**WHAT THE TASK ASKS**: All lines holding the word "gracias" are to be copied from the records beneath.

--- --- ---

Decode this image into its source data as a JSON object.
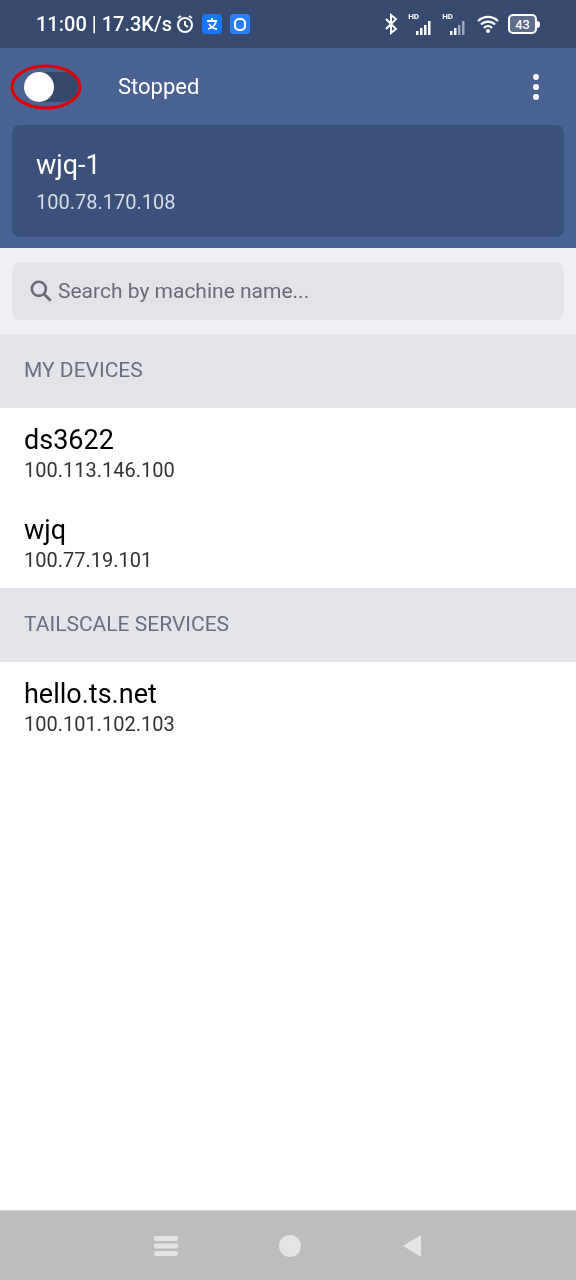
{
  "status_bar": {
    "time": "11:00 | 17.3K/s",
    "signal_labels": [
      "HD",
      "HD"
    ],
    "battery": "43"
  },
  "header": {
    "toggle": {
      "on": false
    },
    "status": "Stopped"
  },
  "current_device": {
    "name": "wjq-1",
    "ip": "100.78.170.108"
  },
  "search": {
    "placeholder": "Search by machine name..."
  },
  "sections": [
    {
      "title": "MY DEVICES",
      "devices": [
        {
          "name": "ds3622",
          "ip": "100.113.146.100"
        },
        {
          "name": "wjq",
          "ip": "100.77.19.101"
        }
      ]
    },
    {
      "title": "TAILSCALE SERVICES",
      "devices": [
        {
          "name": "hello.ts.net",
          "ip": "100.101.102.103"
        }
      ]
    }
  ]
}
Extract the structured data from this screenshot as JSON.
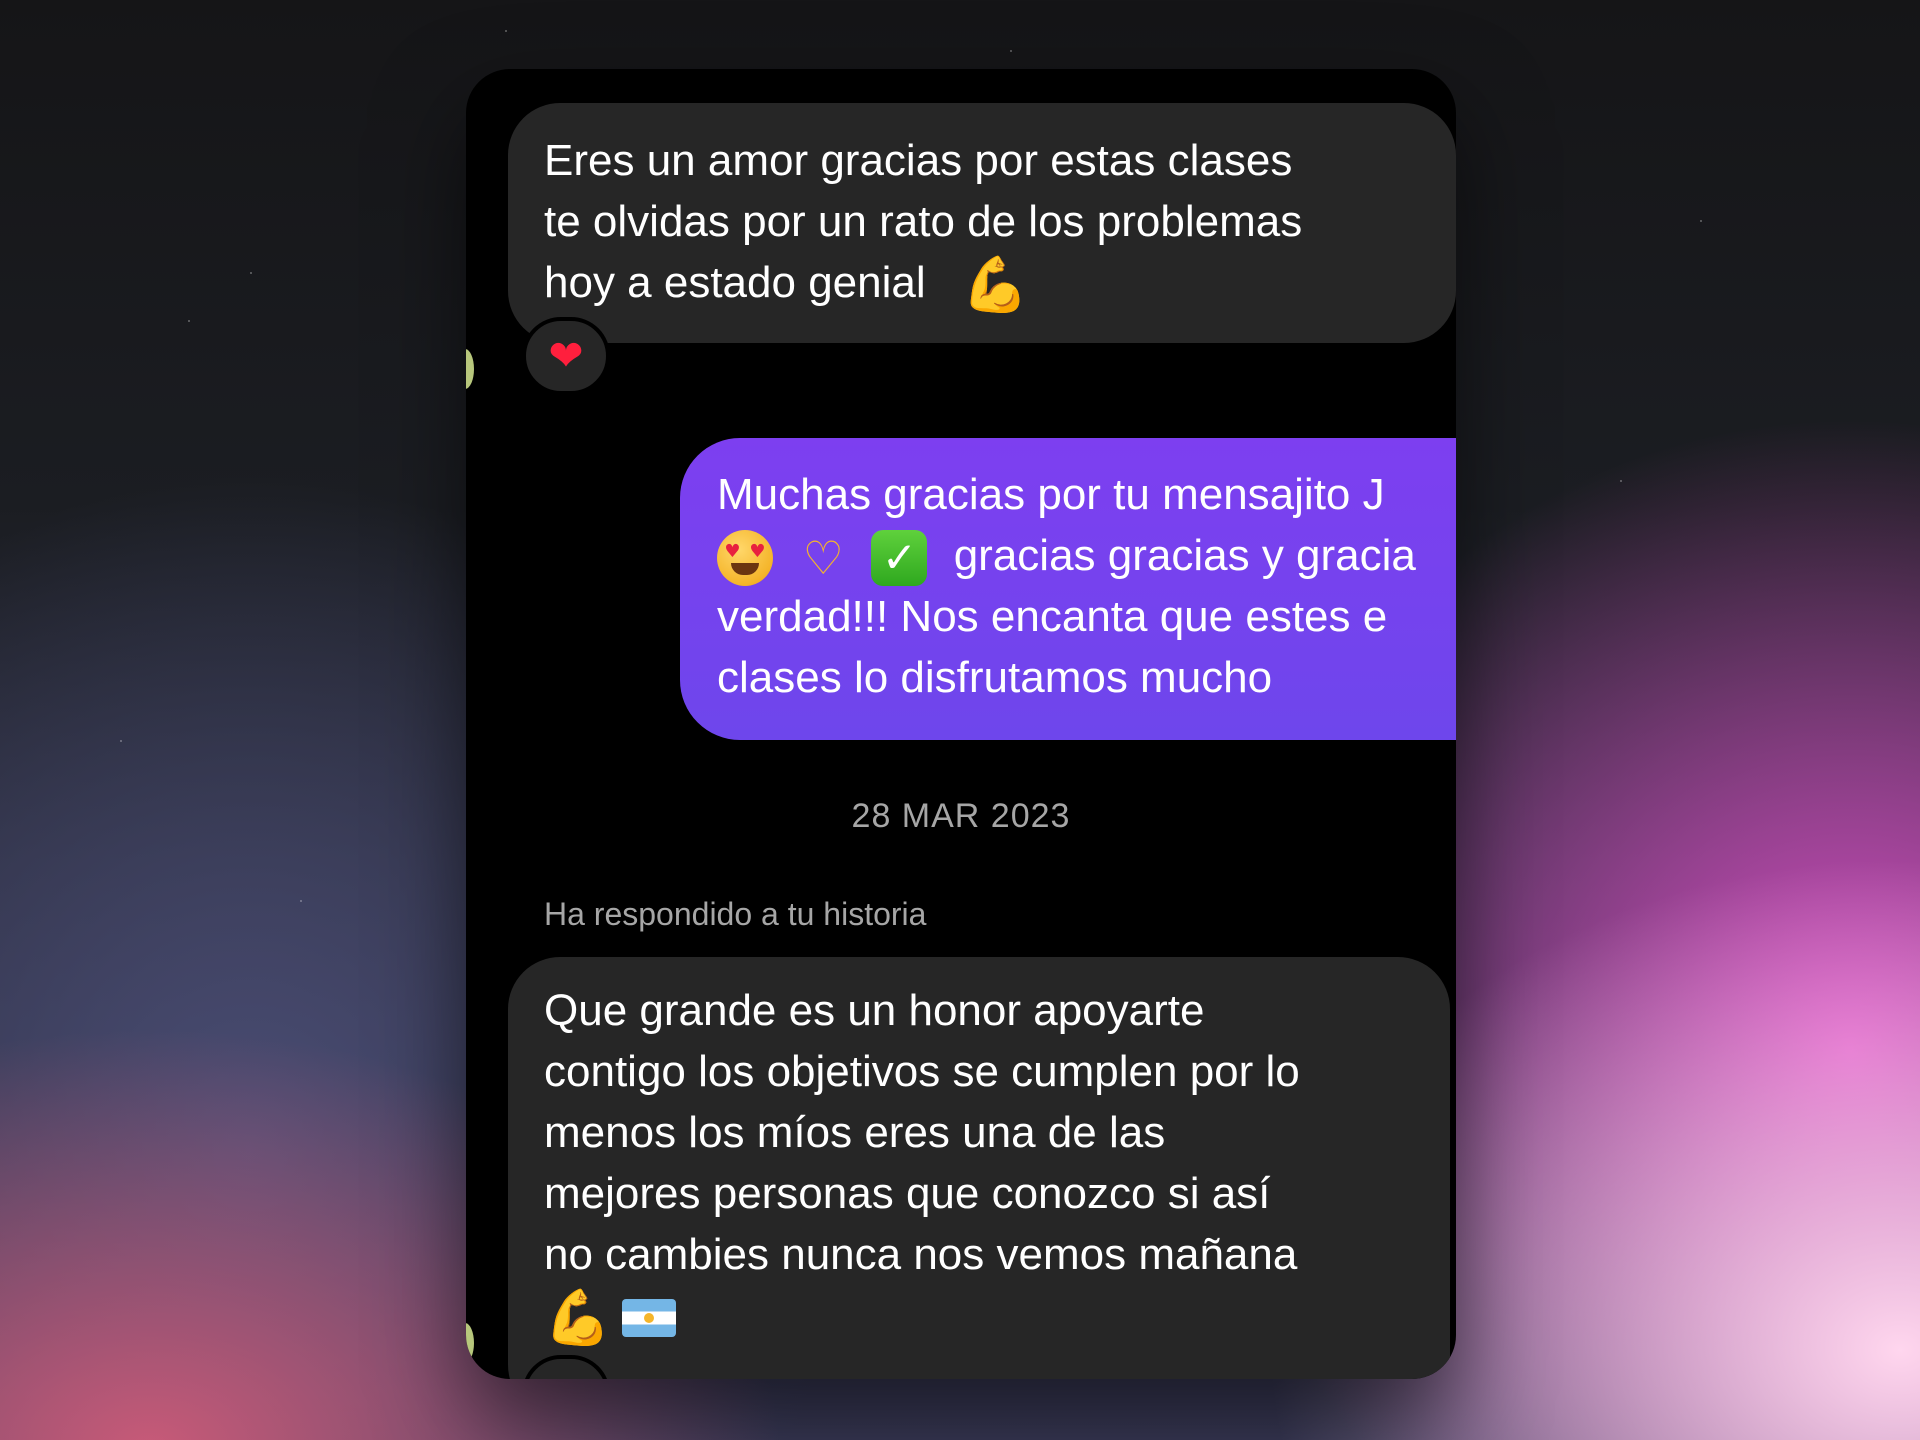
{
  "conversation": {
    "message_1": {
      "lines": [
        "Eres un amor gracias  por estas clases",
        "te olvidas por un rato de los problemas",
        "hoy a estado genial"
      ],
      "emoji_end": "💪",
      "reaction": "❤"
    },
    "message_2": {
      "line_1": "Muchas gracias por tu mensajito J",
      "line_2_text": "gracias gracias y gracia",
      "line_3": "verdad!!! Nos encanta que estes e",
      "line_4": "clases lo disfrutamos mucho",
      "emojis": [
        "heart-eyes-emoji",
        "heart-hands-emoji",
        "check-mark-emoji"
      ]
    },
    "date_separator": "28 MAR 2023",
    "story_reply_label": "Ha respondido a tu historia",
    "message_3": {
      "lines": [
        "Que grande es un honor apoyarte",
        "contigo los objetivos se cumplen por lo",
        "menos los míos  eres una de las",
        "mejores personas que conozco  si así",
        "no cambies nunca  nos vemos mañana"
      ],
      "emojis": [
        "💪",
        "argentina-flag-emoji"
      ]
    },
    "colors": {
      "incoming_bubble": "#262626",
      "outgoing_bubble": "#7443ee",
      "reaction_heart": "#ff1f3d",
      "meta_text": "#a6a6a6"
    }
  }
}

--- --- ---

**SOLUTION**:
        "Eres un amor gracias  por estas clases",
      "line_1": "Muchas gracias por tu mensajito J",
      "line_2_text": "gracias gracias y gracia",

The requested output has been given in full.